The data Start Marker

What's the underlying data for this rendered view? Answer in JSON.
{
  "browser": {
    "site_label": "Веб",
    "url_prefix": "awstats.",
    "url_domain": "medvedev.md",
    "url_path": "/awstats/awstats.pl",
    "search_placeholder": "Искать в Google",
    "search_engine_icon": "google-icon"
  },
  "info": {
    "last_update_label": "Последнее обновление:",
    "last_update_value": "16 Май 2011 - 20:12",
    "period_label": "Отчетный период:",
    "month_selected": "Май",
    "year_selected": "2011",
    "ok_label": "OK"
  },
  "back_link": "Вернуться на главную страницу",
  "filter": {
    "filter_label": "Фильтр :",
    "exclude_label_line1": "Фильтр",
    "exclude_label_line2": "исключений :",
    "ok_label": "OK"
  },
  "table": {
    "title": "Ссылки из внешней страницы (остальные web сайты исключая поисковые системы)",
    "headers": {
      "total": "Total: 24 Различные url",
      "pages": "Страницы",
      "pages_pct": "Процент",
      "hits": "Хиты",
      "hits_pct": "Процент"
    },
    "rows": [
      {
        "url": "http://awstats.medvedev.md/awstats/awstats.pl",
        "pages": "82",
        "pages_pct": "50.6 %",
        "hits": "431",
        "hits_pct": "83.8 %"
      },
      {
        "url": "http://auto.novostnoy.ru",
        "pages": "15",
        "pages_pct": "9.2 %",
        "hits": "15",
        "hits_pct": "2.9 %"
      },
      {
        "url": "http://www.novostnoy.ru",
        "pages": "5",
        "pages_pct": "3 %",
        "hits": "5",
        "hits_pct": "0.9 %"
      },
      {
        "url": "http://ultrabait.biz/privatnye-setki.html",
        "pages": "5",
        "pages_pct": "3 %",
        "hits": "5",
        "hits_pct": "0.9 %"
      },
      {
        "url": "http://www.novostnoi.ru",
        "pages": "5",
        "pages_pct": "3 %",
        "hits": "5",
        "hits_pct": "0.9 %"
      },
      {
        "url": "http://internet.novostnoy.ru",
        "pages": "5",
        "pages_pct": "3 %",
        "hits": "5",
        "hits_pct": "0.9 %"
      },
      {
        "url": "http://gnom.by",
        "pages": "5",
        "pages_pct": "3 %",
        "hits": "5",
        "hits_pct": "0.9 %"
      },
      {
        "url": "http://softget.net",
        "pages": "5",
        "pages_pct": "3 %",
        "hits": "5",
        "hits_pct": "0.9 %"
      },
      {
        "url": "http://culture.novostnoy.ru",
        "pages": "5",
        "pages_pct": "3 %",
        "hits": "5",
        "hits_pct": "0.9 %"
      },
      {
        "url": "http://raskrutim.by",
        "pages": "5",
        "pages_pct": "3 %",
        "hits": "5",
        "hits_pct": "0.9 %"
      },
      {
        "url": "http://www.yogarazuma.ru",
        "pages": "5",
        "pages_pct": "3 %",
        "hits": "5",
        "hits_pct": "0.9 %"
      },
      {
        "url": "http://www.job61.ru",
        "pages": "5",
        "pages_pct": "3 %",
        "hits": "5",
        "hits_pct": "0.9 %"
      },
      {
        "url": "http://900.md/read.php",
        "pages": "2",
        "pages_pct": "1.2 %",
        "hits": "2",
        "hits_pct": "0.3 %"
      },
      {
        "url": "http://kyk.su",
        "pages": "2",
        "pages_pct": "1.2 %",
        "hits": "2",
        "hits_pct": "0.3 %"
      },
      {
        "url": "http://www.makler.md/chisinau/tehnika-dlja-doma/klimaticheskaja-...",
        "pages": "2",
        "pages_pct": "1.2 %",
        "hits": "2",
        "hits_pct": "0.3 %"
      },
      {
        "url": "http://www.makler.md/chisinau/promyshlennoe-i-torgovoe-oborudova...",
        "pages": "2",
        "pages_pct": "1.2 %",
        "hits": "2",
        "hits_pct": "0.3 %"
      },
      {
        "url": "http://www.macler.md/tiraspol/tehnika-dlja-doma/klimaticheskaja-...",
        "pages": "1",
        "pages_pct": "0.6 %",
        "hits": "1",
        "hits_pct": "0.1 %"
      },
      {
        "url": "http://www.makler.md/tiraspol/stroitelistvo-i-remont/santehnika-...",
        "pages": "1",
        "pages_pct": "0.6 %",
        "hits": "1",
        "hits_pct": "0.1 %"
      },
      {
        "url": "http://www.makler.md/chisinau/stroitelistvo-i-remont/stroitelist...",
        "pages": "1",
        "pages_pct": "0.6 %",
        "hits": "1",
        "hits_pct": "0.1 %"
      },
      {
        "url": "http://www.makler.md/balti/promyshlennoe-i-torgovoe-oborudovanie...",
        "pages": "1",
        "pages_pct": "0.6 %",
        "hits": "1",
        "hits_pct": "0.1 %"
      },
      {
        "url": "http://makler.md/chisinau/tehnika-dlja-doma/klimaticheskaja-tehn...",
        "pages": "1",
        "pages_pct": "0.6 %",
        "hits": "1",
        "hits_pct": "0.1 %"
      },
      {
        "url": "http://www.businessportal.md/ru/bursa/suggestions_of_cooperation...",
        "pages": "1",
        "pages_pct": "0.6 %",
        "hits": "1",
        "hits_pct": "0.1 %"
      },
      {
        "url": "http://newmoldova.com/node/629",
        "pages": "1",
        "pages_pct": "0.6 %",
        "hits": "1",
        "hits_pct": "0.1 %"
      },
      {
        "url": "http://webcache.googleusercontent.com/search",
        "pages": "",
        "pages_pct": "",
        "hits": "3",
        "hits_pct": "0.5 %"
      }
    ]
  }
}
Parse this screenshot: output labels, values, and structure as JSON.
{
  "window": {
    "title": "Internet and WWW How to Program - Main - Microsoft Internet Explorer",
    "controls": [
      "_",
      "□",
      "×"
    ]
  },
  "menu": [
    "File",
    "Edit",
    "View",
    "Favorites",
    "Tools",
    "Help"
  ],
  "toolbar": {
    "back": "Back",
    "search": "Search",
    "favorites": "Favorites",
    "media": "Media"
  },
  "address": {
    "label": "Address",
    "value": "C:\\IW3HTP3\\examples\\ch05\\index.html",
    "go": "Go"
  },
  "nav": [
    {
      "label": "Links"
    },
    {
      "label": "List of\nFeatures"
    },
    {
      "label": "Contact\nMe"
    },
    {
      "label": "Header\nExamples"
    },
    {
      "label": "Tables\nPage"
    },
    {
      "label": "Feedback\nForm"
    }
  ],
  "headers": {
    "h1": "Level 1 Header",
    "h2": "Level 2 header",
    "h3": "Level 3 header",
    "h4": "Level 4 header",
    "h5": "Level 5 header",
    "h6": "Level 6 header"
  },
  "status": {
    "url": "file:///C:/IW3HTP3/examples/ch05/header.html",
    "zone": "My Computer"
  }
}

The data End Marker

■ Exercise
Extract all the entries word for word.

■ Result of the exercise
What's the underlying data for this rendered view? Answer in JSON.
{
  "browser": {
    "site_label": "Веб",
    "url_prefix": "awstats.",
    "url_domain": "medvedev.md",
    "url_path": "/awstats/awstats.pl",
    "search_placeholder": "Искать в Google",
    "search_engine_icon": "google-icon"
  },
  "info": {
    "last_update_label": "Последнее обновление:",
    "last_update_value": "16 Май 2011 - 20:12",
    "period_label": "Отчетный период:",
    "month_selected": "Май",
    "year_selected": "2011",
    "ok_label": "OK"
  },
  "back_link": "Вернуться на главную страницу",
  "filter": {
    "filter_label": "Фильтр :",
    "exclude_label_line1": "Фильтр",
    "exclude_label_line2": "исключений :",
    "ok_label": "OK"
  },
  "table": {
    "title": "Ссылки из внешней страницы (остальные web сайты исключая поисковые системы)",
    "headers": {
      "total": "Total: 24 Различные url",
      "pages": "Страницы",
      "pages_pct": "Процент",
      "hits": "Хиты",
      "hits_pct": "Процент"
    },
    "rows": [
      {
        "url": "http://awstats.medvedev.md/awstats/awstats.pl",
        "pages": "82",
        "pages_pct": "50.6 %",
        "hits": "431",
        "hits_pct": "83.8 %"
      },
      {
        "url": "http://auto.novostnoy.ru",
        "pages": "15",
        "pages_pct": "9.2 %",
        "hits": "15",
        "hits_pct": "2.9 %"
      },
      {
        "url": "http://www.novostnoy.ru",
        "pages": "5",
        "pages_pct": "3 %",
        "hits": "5",
        "hits_pct": "0.9 %"
      },
      {
        "url": "http://ultrabait.biz/privatnye-setki.html",
        "pages": "5",
        "pages_pct": "3 %",
        "hits": "5",
        "hits_pct": "0.9 %"
      },
      {
        "url": "http://www.novostnoi.ru",
        "pages": "5",
        "pages_pct": "3 %",
        "hits": "5",
        "hits_pct": "0.9 %"
      },
      {
        "url": "http://internet.novostnoy.ru",
        "pages": "5",
        "pages_pct": "3 %",
        "hits": "5",
        "hits_pct": "0.9 %"
      },
      {
        "url": "http://gnom.by",
        "pages": "5",
        "pages_pct": "3 %",
        "hits": "5",
        "hits_pct": "0.9 %"
      },
      {
        "url": "http://softget.net",
        "pages": "5",
        "pages_pct": "3 %",
        "hits": "5",
        "hits_pct": "0.9 %"
      },
      {
        "url": "http://culture.novostnoy.ru",
        "pages": "5",
        "pages_pct": "3 %",
        "hits": "5",
        "hits_pct": "0.9 %"
      },
      {
        "url": "http://raskrutim.by",
        "pages": "5",
        "pages_pct": "3 %",
        "hits": "5",
        "hits_pct": "0.9 %"
      },
      {
        "url": "http://www.yogarazuma.ru",
        "pages": "5",
        "pages_pct": "3 %",
        "hits": "5",
        "hits_pct": "0.9 %"
      },
      {
        "url": "http://www.job61.ru",
        "pages": "5",
        "pages_pct": "3 %",
        "hits": "5",
        "hits_pct": "0.9 %"
      },
      {
        "url": "http://900.md/read.php",
        "pages": "2",
        "pages_pct": "1.2 %",
        "hits": "2",
        "hits_pct": "0.3 %"
      },
      {
        "url": "http://kyk.su",
        "pages": "2",
        "pages_pct": "1.2 %",
        "hits": "2",
        "hits_pct": "0.3 %"
      },
      {
        "url": "http://www.makler.md/chisinau/tehnika-dlja-doma/klimaticheskaja-...",
        "pages": "2",
        "pages_pct": "1.2 %",
        "hits": "2",
        "hits_pct": "0.3 %"
      },
      {
        "url": "http://www.makler.md/chisinau/promyshlennoe-i-torgovoe-oborudova...",
        "pages": "2",
        "pages_pct": "1.2 %",
        "hits": "2",
        "hits_pct": "0.3 %"
      },
      {
        "url": "http://www.macler.md/tiraspol/tehnika-dlja-doma/klimaticheskaja-...",
        "pages": "1",
        "pages_pct": "0.6 %",
        "hits": "1",
        "hits_pct": "0.1 %"
      },
      {
        "url": "http://www.makler.md/tiraspol/stroitelistvo-i-remont/santehnika-...",
        "pages": "1",
        "pages_pct": "0.6 %",
        "hits": "1",
        "hits_pct": "0.1 %"
      },
      {
        "url": "http://www.makler.md/chisinau/stroitelistvo-i-remont/stroitelist...",
        "pages": "1",
        "pages_pct": "0.6 %",
        "hits": "1",
        "hits_pct": "0.1 %"
      },
      {
        "url": "http://www.makler.md/balti/promyshlennoe-i-torgovoe-oborudovanie...",
        "pages": "1",
        "pages_pct": "0.6 %",
        "hits": "1",
        "hits_pct": "0.1 %"
      },
      {
        "url": "http://makler.md/chisinau/tehnika-dlja-doma/klimaticheskaja-tehn...",
        "pages": "1",
        "pages_pct": "0.6 %",
        "hits": "1",
        "hits_pct": "0.1 %"
      },
      {
        "url": "http://www.businessportal.md/ru/bursa/suggestions_of_cooperation...",
        "pages": "1",
        "pages_pct": "0.6 %",
        "hits": "1",
        "hits_pct": "0.1 %"
      },
      {
        "url": "http://newmoldova.com/node/629",
        "pages": "1",
        "pages_pct": "0.6 %",
        "hits": "1",
        "hits_pct": "0.1 %"
      },
      {
        "url": "http://webcache.googleusercontent.com/search",
        "pages": "",
        "pages_pct": "",
        "hits": "3",
        "hits_pct": "0.5 %"
      }
    ]
  }
}
Parse this screenshot: output labels, values, and structure as JSON.
{
  "window": {
    "title": "Internet and WWW How to Program - Main - Microsoft Internet Explorer",
    "controls": [
      "_",
      "□",
      "×"
    ]
  },
  "menu": [
    "File",
    "Edit",
    "View",
    "Favorites",
    "Tools",
    "Help"
  ],
  "toolbar": {
    "back": "Back",
    "search": "Search",
    "favorites": "Favorites",
    "media": "Media"
  },
  "address": {
    "label": "Address",
    "value": "C:\\IW3HTP3\\examples\\ch05\\index.html",
    "go": "Go"
  },
  "nav": [
    {
      "label": "Links"
    },
    {
      "label": "List of\nFeatures"
    },
    {
      "label": "Contact\nMe"
    },
    {
      "label": "Header\nExamples"
    },
    {
      "label": "Tables\nPage"
    },
    {
      "label": "Feedback\nForm"
    }
  ],
  "headers": {
    "h1": "Level 1 Header",
    "h2": "Level 2 header",
    "h3": "Level 3 header",
    "h4": "Level 4 header",
    "h5": "Level 5 header",
    "h6": "Level 6 header"
  },
  "status": {
    "url": "file:///C:/IW3HTP3/examples/ch05/header.html",
    "zone": "My Computer"
  }
}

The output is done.